Dubai may be one of the hottest property market in the world, but you will be surprised how far half a million dollars will still get you compared to other global cities.
As a foreigner, the United Arab Emirates allows you to purchase property in certain freehold areas. That leaves you with two basic strategy options.
Option 1: Go off-plan
The first option is to go off-plan with an established developer. Although financing will be hard to get for something that has not been built, you won't need to put down a lot of cash at the beginning anyway. Advantages include getting more floor space for your bag of cash, which the banks are unlikely to help you with.
One show home CNBC visited boasted 1,650 square feet of space in a one bedroom apartment surrounded by lush gardens. It will take time until you get to live in it, with delivery usually two to three years away. You will also struggle to find a bank that provides a mortgage for something that has not been built.
Your commute is likely to be longer in the mornings; the unit seen was about a 15-minute drive from downtown Dubai.
"A good chunk of our clients do flip their properties throughout the construction period with very nice returns," Darryl David of Smith & Ken, told CNBC. "You can be looking at about 13-15 percent return in 6-9 months".
Option 2: Buy an existing apartment in a prime residential area
Your other option is to buy an existing apartment in one of the highly sought-after areas of the city, such as the Dubai Marina, Palm Jumeirah or downtown Dubai, home to the world's largest tower. For $500,000 you can get a studio or a one bedroom apartment, depending on the quality of the individual tower.
The premium you are paying here is not only for a healthy rental yield of up to 8 percent net, but being right in the middle of the leisure and lifestyle buzz. There's also a metro station to get you around without a car.
CNBC took a closer look at a serviced studio in the Marina, with fabulous views of the sea as well. You'll get 548 square feet of space and a parking spot for that hot car.
Some basic tips
CNBC also spoke to some of the country's leading brokers to get some pointers as you traverse the market:
• Most advertised prices exclude an official 4 percent transaction fee and a 2 percent commission if applicable for the broker.

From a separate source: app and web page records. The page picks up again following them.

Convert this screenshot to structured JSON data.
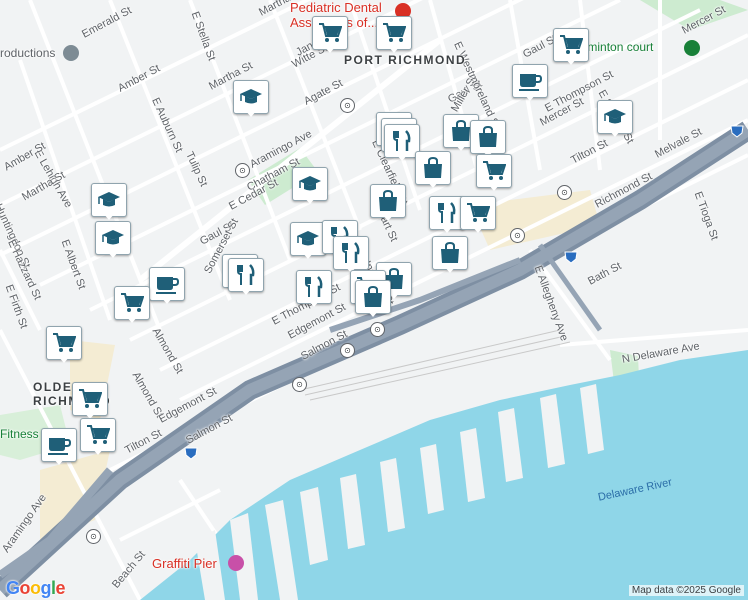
{
  "place_labels": {
    "port_richmond": "PORT RICHMOND",
    "olde_richmond": "OLDE\nRICHMOND"
  },
  "street_labels": [
    "Emerald St",
    "Amber St",
    "E Auburn St",
    "Martha St",
    "Tulip St",
    "Agate St",
    "Aramingo Ave",
    "Chatham St",
    "E Cedar St",
    "Gaul St",
    "Somerset St",
    "Almond St",
    "E Lehigh Ave",
    "Huntingdon St",
    "E Hazzard St",
    "E Albert St",
    "E Firth St",
    "Amber St",
    "Martha St",
    "E Thompson St",
    "Edgemont St",
    "Salmon St",
    "Almond St",
    "Tilton St",
    "Edgemont St",
    "Salmon St",
    "Witte St",
    "Janney St",
    "E Stella St",
    "Martha St",
    "Gaul St",
    "Miller St",
    "E Westmoreland St",
    "Richmond St",
    "Mercer St",
    "E Thompson St",
    "E Schiller St",
    "Tilton St",
    "Melvale St",
    "E Tioga St",
    "E Allegheny Ave",
    "Bath St",
    "N Delaware Ave",
    "Beach St",
    "Aramingo Ave",
    "Mercer St",
    "Gaul St",
    "E Indiana St",
    "E Clearfield St",
    "E Hart St"
  ],
  "pois": {
    "pediatric": "Pediatric Dental\nAssociates of...",
    "badminton": "Badminton court",
    "fitness": "Fitness",
    "graffiti": "Graffiti Pier",
    "productions": "roductions"
  },
  "water_labels": {
    "delaware": "Delaware River"
  },
  "highway_shield": "95",
  "transit_symbol": "⊙",
  "attribution": "Map data ©2025 Google",
  "logo": "Google",
  "marker_icons": [
    "shopping-cart-icon",
    "coffee-cup-icon",
    "graduation-cap-icon",
    "fork-knife-icon",
    "shopping-bag-icon"
  ],
  "colors": {
    "land": "#f1f3f4",
    "water": "#8fd6e8",
    "highway": "#7e8fa3",
    "park": "#cdebd0",
    "sand": "#f4ecd3",
    "marker_icon": "#1f5f78"
  }
}
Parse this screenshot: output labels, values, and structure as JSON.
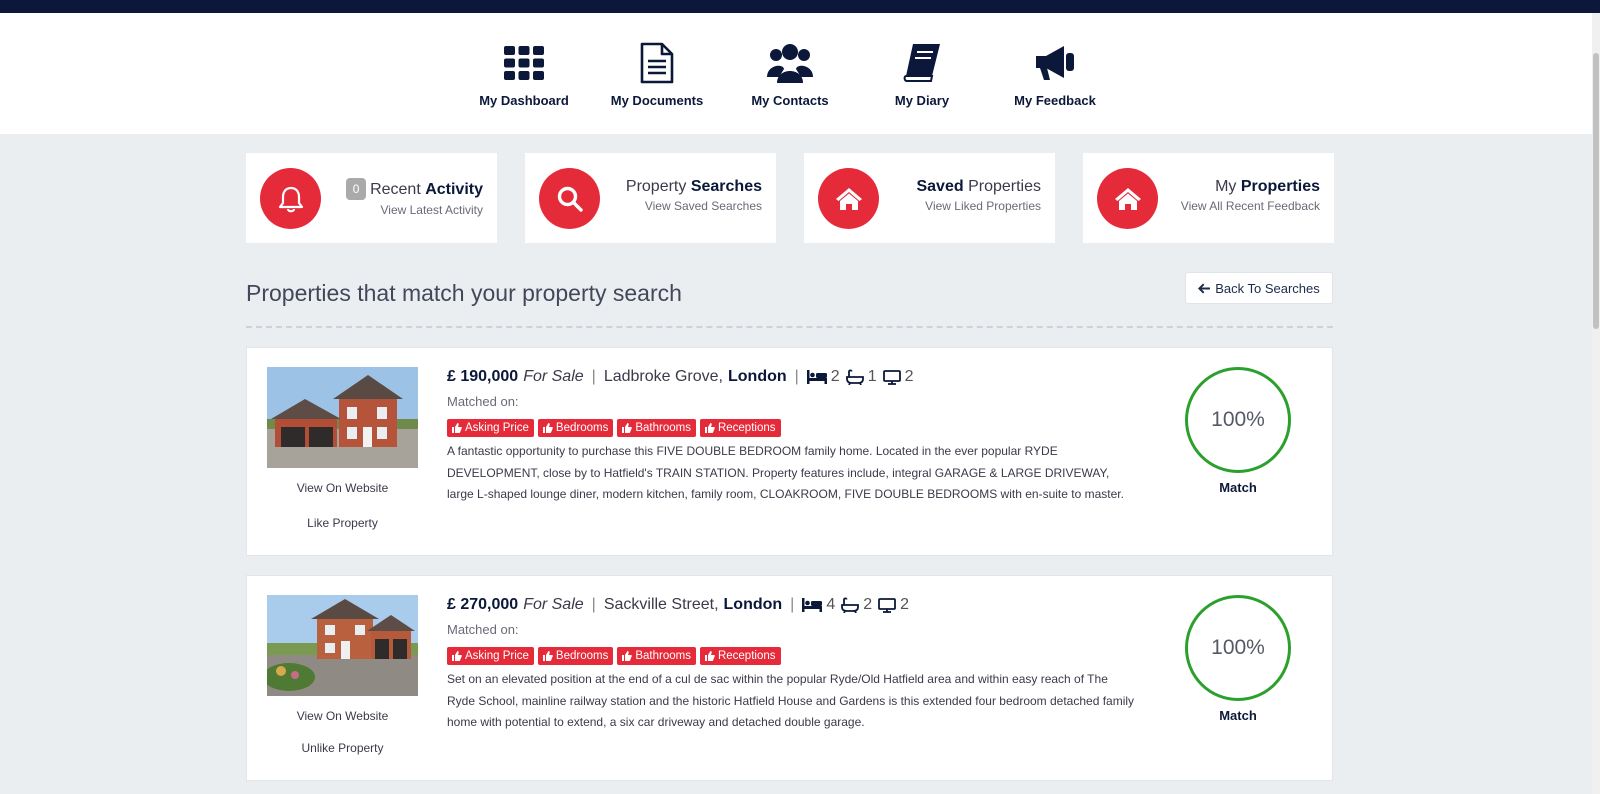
{
  "nav": {
    "items": [
      {
        "label": "My Dashboard",
        "icon": "th-grid-icon"
      },
      {
        "label": "My Documents",
        "icon": "document-icon"
      },
      {
        "label": "My Contacts",
        "icon": "users-icon"
      },
      {
        "label": "My Diary",
        "icon": "book-icon"
      },
      {
        "label": "My Feedback",
        "icon": "megaphone-icon"
      }
    ]
  },
  "cards": [
    {
      "badge": "0",
      "title_plain": "Recent ",
      "title_bold": "Activity",
      "subtitle": "View Latest Activity",
      "icon": "bell-icon"
    },
    {
      "title_plain": "Property ",
      "title_bold": "Searches",
      "subtitle": "View Saved Searches",
      "icon": "search-icon"
    },
    {
      "title_bold": "Saved",
      "title_plain": " Properties",
      "subtitle": "View Liked Properties",
      "icon": "home-icon"
    },
    {
      "title_plain": "My ",
      "title_bold": "Properties",
      "subtitle": "View All Recent Feedback",
      "icon": "home-icon"
    }
  ],
  "section": {
    "title": "Properties that match your property search",
    "back_label": "Back To Searches"
  },
  "properties": [
    {
      "price": "£ 190,000",
      "status": "For Sale",
      "street": "Ladbroke Grove,",
      "city": "London",
      "beds": "2",
      "baths": "1",
      "receptions": "2",
      "matched_label": "Matched on:",
      "tags": [
        "Asking Price",
        "Bedrooms",
        "Bathrooms",
        "Receptions"
      ],
      "description": "A fantastic opportunity to purchase this FIVE DOUBLE BEDROOM family home. Located in the ever popular RYDE DEVELOPMENT, close by to Hatfield's TRAIN STATION. Property features include, integral GARAGE & LARGE DRIVEWAY, large L-shaped lounge diner, modern kitchen, family room, CLOAKROOM, FIVE DOUBLE BEDROOMS with en-suite to master.",
      "view_label": "View On Website",
      "like_label": "Like Property",
      "match_percent": "100%",
      "match_label": "Match"
    },
    {
      "price": "£ 270,000",
      "status": "For Sale",
      "street": "Sackville Street,",
      "city": "London",
      "beds": "4",
      "baths": "2",
      "receptions": "2",
      "matched_label": "Matched on:",
      "tags": [
        "Asking Price",
        "Bedrooms",
        "Bathrooms",
        "Receptions"
      ],
      "description": "Set on an elevated position at the end of a cul de sac within the popular Ryde/Old Hatfield area and within easy reach of The Ryde School, mainline railway station and the historic Hatfield House and Gardens is this extended four bedroom detached family home with potential to extend, a six car driveway and detached double garage.",
      "view_label": "View On Website",
      "like_label": "Unlike Property",
      "match_percent": "100%",
      "match_label": "Match"
    }
  ],
  "colors": {
    "accent": "#e52b3a",
    "navy": "#0b1839",
    "match_ring": "#2ca02c",
    "background": "#ebeef1"
  }
}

• If you're buying off-plan, make sure you look at the track record of the developer. You don't want to be left stranded with a major delay in handover or even cancellation when the market goes down.
• All brokerages, and brokers, need a license from the local regulator to work in Dubai. Whoever you are dealing with, check he or she is a registered real estate agent. Otherwise walk away.
• Cash is king in Dubai. It is estimated as much as 70 percent of property transactions are done in cash. You can get a mortgage as a non-resident or overseas investor through selected banks, but there's less than a handful to choose from.
• Keep in mind this is a pro-tenant rental market. You can only ask for them to leave if you want to move in yourself, in which case a one-year notice must still be given through the public notary.